Problem to work on → The answer should be each line from the entries below that has the word "JSON" in it.

Recorded information →
==============================

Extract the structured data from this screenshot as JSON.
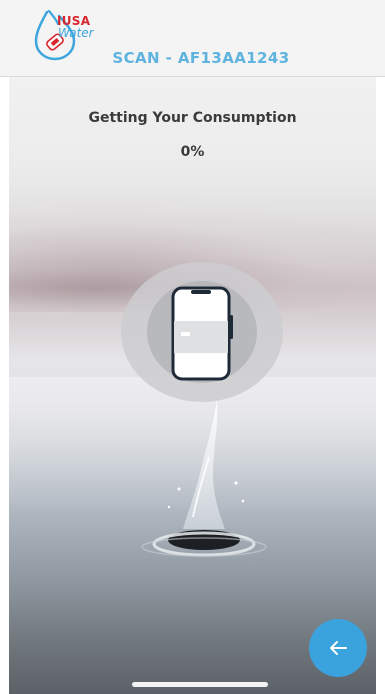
{
  "header": {
    "logo_brand": "IUSA",
    "logo_sub": "Water",
    "scan_title": "SCAN - AF13AA1243",
    "logo_icon": "water-drop-meter-icon"
  },
  "main": {
    "status_title": "Getting Your Consumption",
    "progress_text": "0%",
    "progress": 0,
    "scan_graphic_icon": "phone-scan-icon"
  },
  "footer": {
    "back_icon": "arrow-left-icon"
  },
  "colors": {
    "accent": "#3aa3de",
    "brand_red": "#d8262e",
    "title_blue": "#5fb3df",
    "text_dark": "#3b3b3b",
    "phone_outline": "#1f2a38"
  }
}
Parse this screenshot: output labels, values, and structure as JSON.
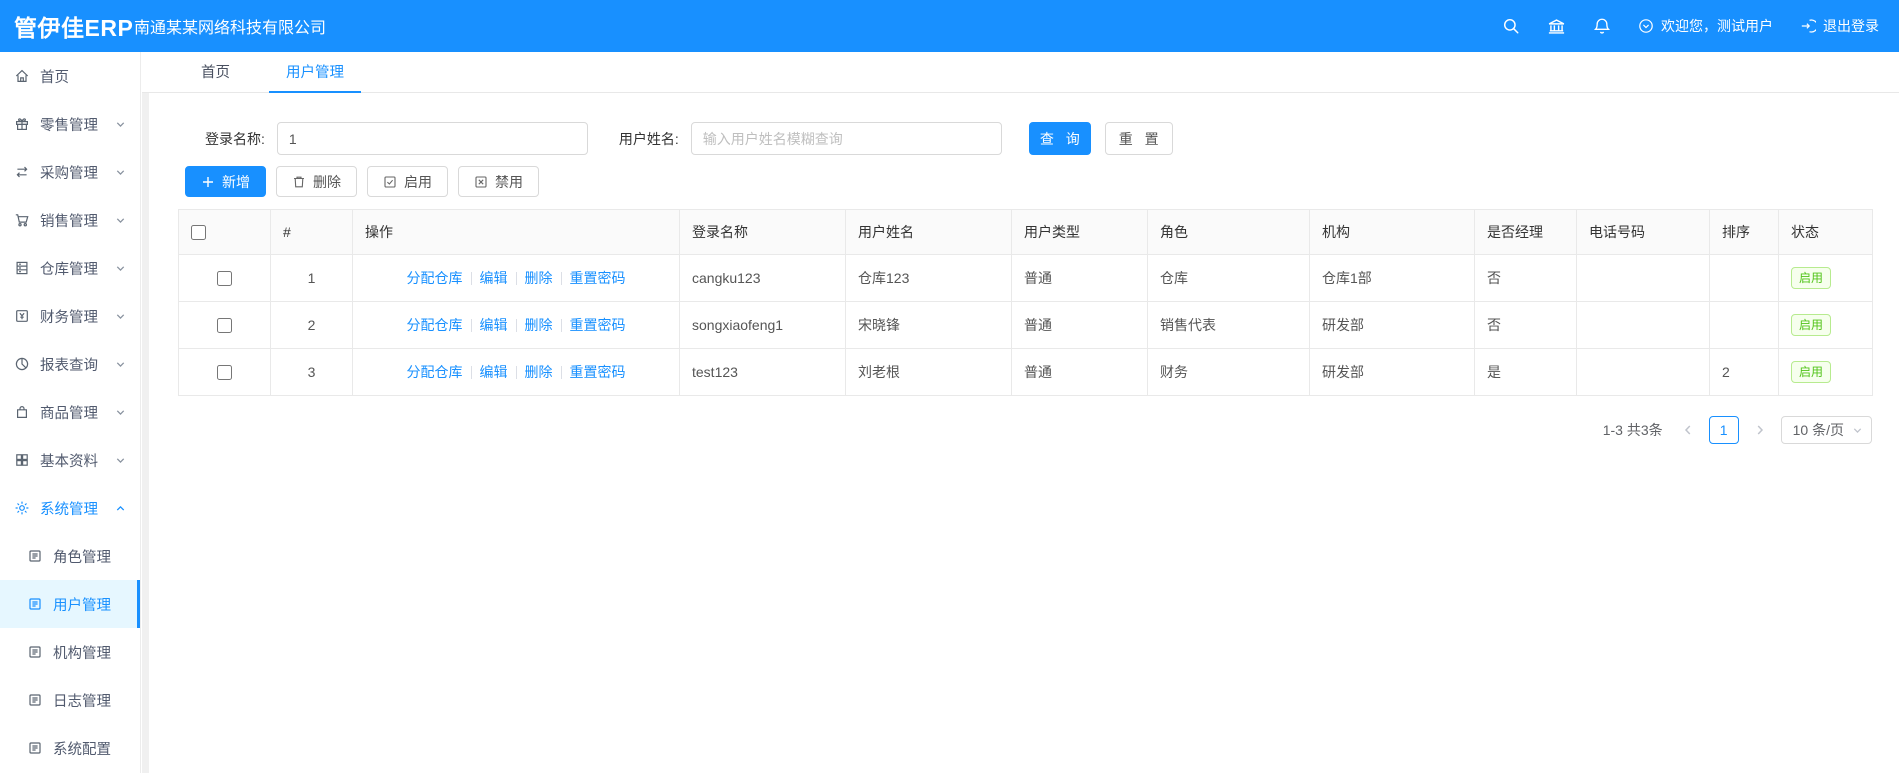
{
  "colors": {
    "primary": "#1890ff",
    "success": "#52c41a",
    "selected_menu_bg": "#e6f7ff"
  },
  "header": {
    "logo": "管伊佳ERP",
    "company": "南通某某网络科技有限公司",
    "icons": [
      "search-icon",
      "bank-icon",
      "bell-icon"
    ],
    "welcome": "欢迎您，测试用户",
    "logout": "退出登录"
  },
  "sidebar": {
    "items": [
      {
        "label": "首页",
        "icon": "home-icon"
      },
      {
        "label": "零售管理",
        "icon": "retail-icon",
        "chevron": "down"
      },
      {
        "label": "采购管理",
        "icon": "purchase-icon",
        "chevron": "down"
      },
      {
        "label": "销售管理",
        "icon": "sales-cart-icon",
        "chevron": "down"
      },
      {
        "label": "仓库管理",
        "icon": "warehouse-icon",
        "chevron": "down"
      },
      {
        "label": "财务管理",
        "icon": "finance-icon",
        "chevron": "down"
      },
      {
        "label": "报表查询",
        "icon": "report-pie-icon",
        "chevron": "down"
      },
      {
        "label": "商品管理",
        "icon": "goods-bag-icon",
        "chevron": "down"
      },
      {
        "label": "基本资料",
        "icon": "grid-icon",
        "chevron": "down"
      },
      {
        "label": "系统管理",
        "icon": "gear-icon",
        "chevron": "up",
        "active": true
      },
      {
        "label": "角色管理",
        "icon": "doc-icon",
        "sub": true
      },
      {
        "label": "用户管理",
        "icon": "doc-icon",
        "sub": true,
        "selected": true
      },
      {
        "label": "机构管理",
        "icon": "doc-icon",
        "sub": true
      },
      {
        "label": "日志管理",
        "icon": "doc-icon",
        "sub": true
      },
      {
        "label": "系统配置",
        "icon": "doc-icon",
        "sub": true
      }
    ]
  },
  "tabs": [
    {
      "label": "首页"
    },
    {
      "label": "用户管理",
      "active": true
    }
  ],
  "search": {
    "login_label": "登录名称:",
    "login_value": "1",
    "name_label": "用户姓名:",
    "name_placeholder": "输入用户姓名模糊查询",
    "query_label": "查 询",
    "reset_label": "重 置"
  },
  "toolbar": {
    "add_label": "新增",
    "delete_label": "删除",
    "enable_label": "启用",
    "disable_label": "禁用"
  },
  "table": {
    "columns": [
      "#",
      "操作",
      "登录名称",
      "用户姓名",
      "用户类型",
      "角色",
      "机构",
      "是否经理",
      "电话号码",
      "排序",
      "状态"
    ],
    "action_links": [
      "分配仓库",
      "编辑",
      "删除",
      "重置密码"
    ],
    "rows": [
      {
        "index": "1",
        "login": "cangku123",
        "name": "仓库123",
        "type": "普通",
        "role": "仓库",
        "org": "仓库1部",
        "manager": "否",
        "phone": "",
        "sort": "",
        "status": "启用"
      },
      {
        "index": "2",
        "login": "songxiaofeng1",
        "name": "宋晓锋",
        "type": "普通",
        "role": "销售代表",
        "org": "研发部",
        "manager": "否",
        "phone": "",
        "sort": "",
        "status": "启用"
      },
      {
        "index": "3",
        "login": "test123",
        "name": "刘老根",
        "type": "普通",
        "role": "财务",
        "org": "研发部",
        "manager": "是",
        "phone": "",
        "sort": "2",
        "status": "启用"
      }
    ]
  },
  "pagination": {
    "total_text": "1-3 共3条",
    "current_page": "1",
    "page_size": "10 条/页"
  }
}
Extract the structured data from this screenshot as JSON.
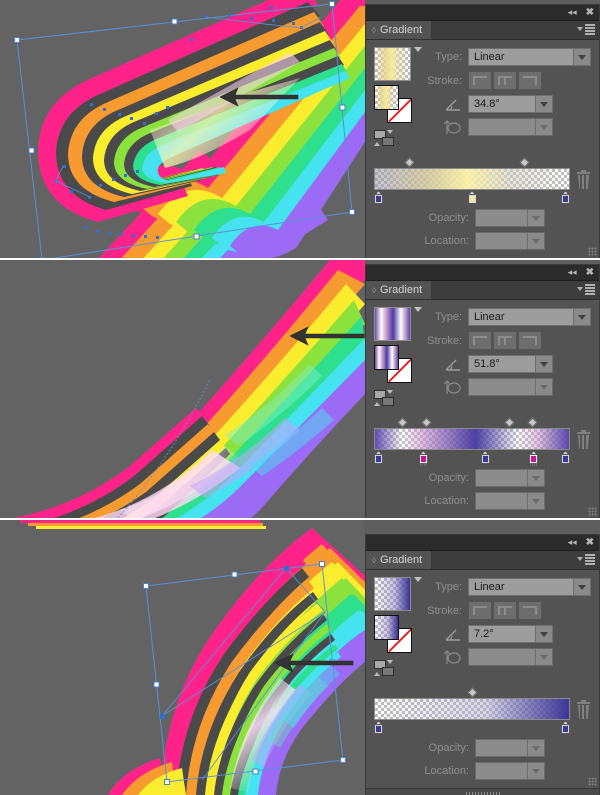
{
  "app": {
    "panel_title": "Gradient",
    "labels": {
      "type": "Type:",
      "stroke": "Stroke:",
      "opacity": "Opacity:",
      "location": "Location:"
    },
    "titlebar": {
      "collapse_icon": "collapse-double-arrow-icon",
      "close_icon": "close-icon",
      "menu_icon": "panel-menu-icon"
    },
    "colors": {
      "panel_bg": "#535353",
      "titlebar_bg": "#2b2b2b",
      "field_bg": "#9d9d9d",
      "label_text": "#8f8f8f",
      "canvas_bg": "#636363",
      "selection_blue": "#5b8fd8"
    }
  },
  "sections": [
    {
      "name": "step-1",
      "panel": {
        "title": "Gradient",
        "type_value": "Linear",
        "angle_value": "34.8°",
        "aspect_value": "",
        "opacity_value": "",
        "location_value": "",
        "swatch_css": "linear-gradient(90deg, rgba(190,190,200,0) 0%, rgba(228,214,150,0.85) 28%, rgba(247,233,150,1) 48%, rgba(225,215,170,0.5) 70%, rgba(255,255,255,0) 100%)",
        "ramp_css": "linear-gradient(90deg, rgba(150,150,175,0.55) 0%, rgba(205,195,150,0.8) 26%, rgba(250,240,165,0.95) 48%, rgba(205,203,190,0.55) 70%, rgba(255,255,255,0) 100%)",
        "stops": [
          {
            "pos": 0,
            "color": "#3b3b8f",
            "selected": false
          },
          {
            "pos": 50,
            "color": "#f2ea9a",
            "selected": false
          },
          {
            "pos": 100,
            "color": "#3b3b8f",
            "selected": false
          }
        ],
        "midpoints": [
          17,
          78
        ]
      },
      "canvas": {
        "artwork": "rainbow-ribbon-swoosh",
        "selection": true,
        "arrow": true
      }
    },
    {
      "name": "step-2",
      "panel": {
        "title": "Gradient",
        "type_value": "Linear",
        "angle_value": "51.8°",
        "aspect_value": "",
        "opacity_value": "",
        "location_value": "",
        "swatch_css": "linear-gradient(90deg, #6a4fa8 0%, #ffffff 18%, #d3a8d8 30%, #4b3a9e 52%, #ffffff 74%, #c8a0d5 86%, #5a4aa5 100%)",
        "ramp_css": "linear-gradient(90deg, rgba(90,70,170,0.95) 0%, rgba(255,255,255,0.15) 14%, rgba(205,150,205,0.6) 24%, rgba(70,55,160,0.95) 52%, rgba(255,255,255,0.12) 74%, rgba(200,150,205,0.55) 84%, rgba(80,65,165,0.95) 100%)",
        "stops": [
          {
            "pos": 0,
            "color": "#3b3b9e",
            "selected": false
          },
          {
            "pos": 24,
            "color": "#c4189c",
            "selected": true
          },
          {
            "pos": 57,
            "color": "#3b3b9e",
            "selected": false
          },
          {
            "pos": 83,
            "color": "#c4189c",
            "selected": true
          },
          {
            "pos": 100,
            "color": "#3b3b9e",
            "selected": false
          }
        ],
        "midpoints": [
          13,
          26,
          70,
          82
        ]
      },
      "canvas": {
        "artwork": "rainbow-ribbon-closeup",
        "selection": false,
        "arrow": true
      }
    },
    {
      "name": "step-3",
      "panel": {
        "title": "Gradient",
        "type_value": "Linear",
        "angle_value": "7.2°",
        "aspect_value": "",
        "opacity_value": "",
        "location_value": "",
        "swatch_css": "linear-gradient(90deg, rgba(255,255,255,0) 0%, rgba(150,140,200,0.55) 55%, rgba(60,50,150,1) 100%)",
        "ramp_css": "linear-gradient(90deg, rgba(255,255,255,0) 0%, rgba(170,165,205,0.45) 58%, rgba(62,52,152,1) 100%)",
        "stops": [
          {
            "pos": 0,
            "color": "#3b3b9e",
            "selected": false
          },
          {
            "pos": 100,
            "color": "#3b3b9e",
            "selected": false
          }
        ],
        "midpoints": [
          50
        ]
      },
      "canvas": {
        "artwork": "rainbow-ribbon-loop",
        "selection": true,
        "arrow": true
      }
    }
  ]
}
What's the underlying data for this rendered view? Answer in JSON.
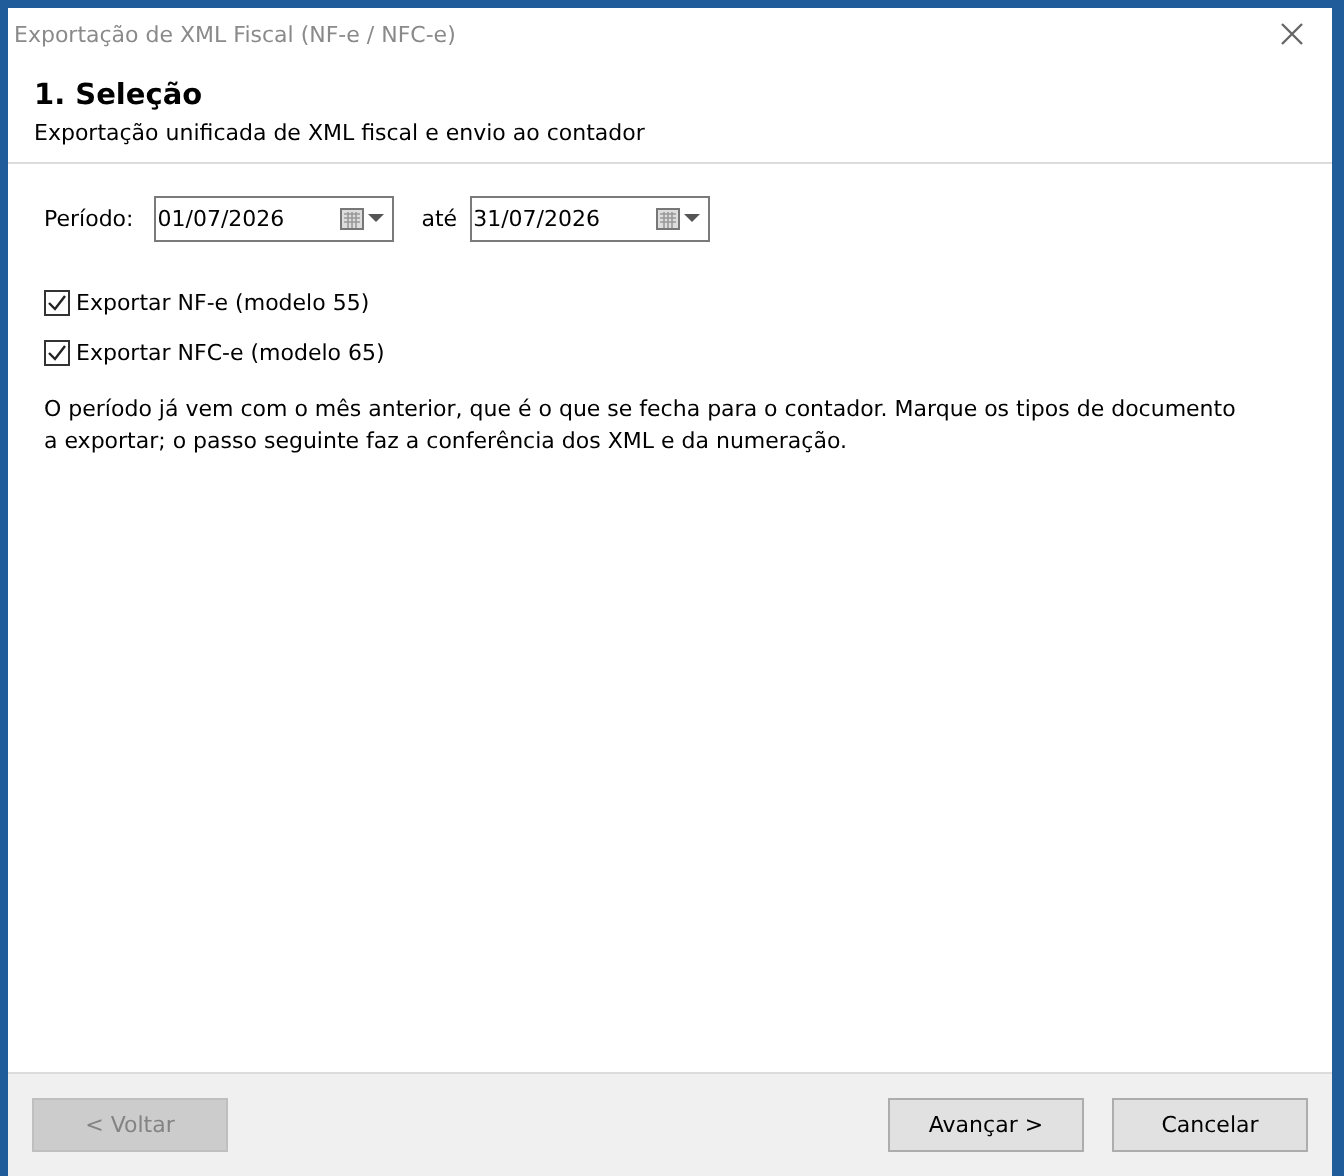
{
  "window": {
    "title": "Exportação de XML Fiscal (NF-e / NFC-e)"
  },
  "header": {
    "title": "1. Seleção",
    "subtitle": "Exportação unificada de XML fiscal e envio ao contador"
  },
  "period": {
    "label": "Período:",
    "from": "01/07/2026",
    "to_label": "até",
    "to": "31/07/2026"
  },
  "options": [
    {
      "label": "Exportar NF-e (modelo 55)",
      "checked": true
    },
    {
      "label": "Exportar NFC-e (modelo 65)",
      "checked": true
    }
  ],
  "note": "O período já vem com o mês anterior, que é o que se fecha para o contador. Marque os tipos de documento a exportar; o passo seguinte faz a conferência dos XML e da numeração.",
  "buttons": [
    {
      "label": "< Voltar",
      "disabled": true
    },
    {
      "label": "Avançar >",
      "disabled": false
    },
    {
      "label": "Cancelar",
      "disabled": false
    }
  ]
}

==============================

Problem solution →
Extract the structured data from this screenshot as JSON.
Parse this screenshot: output labels, values, and structure as JSON.
Extract the structured data from this screenshot as JSON.
What's the underlying data for this rendered view? Answer in JSON.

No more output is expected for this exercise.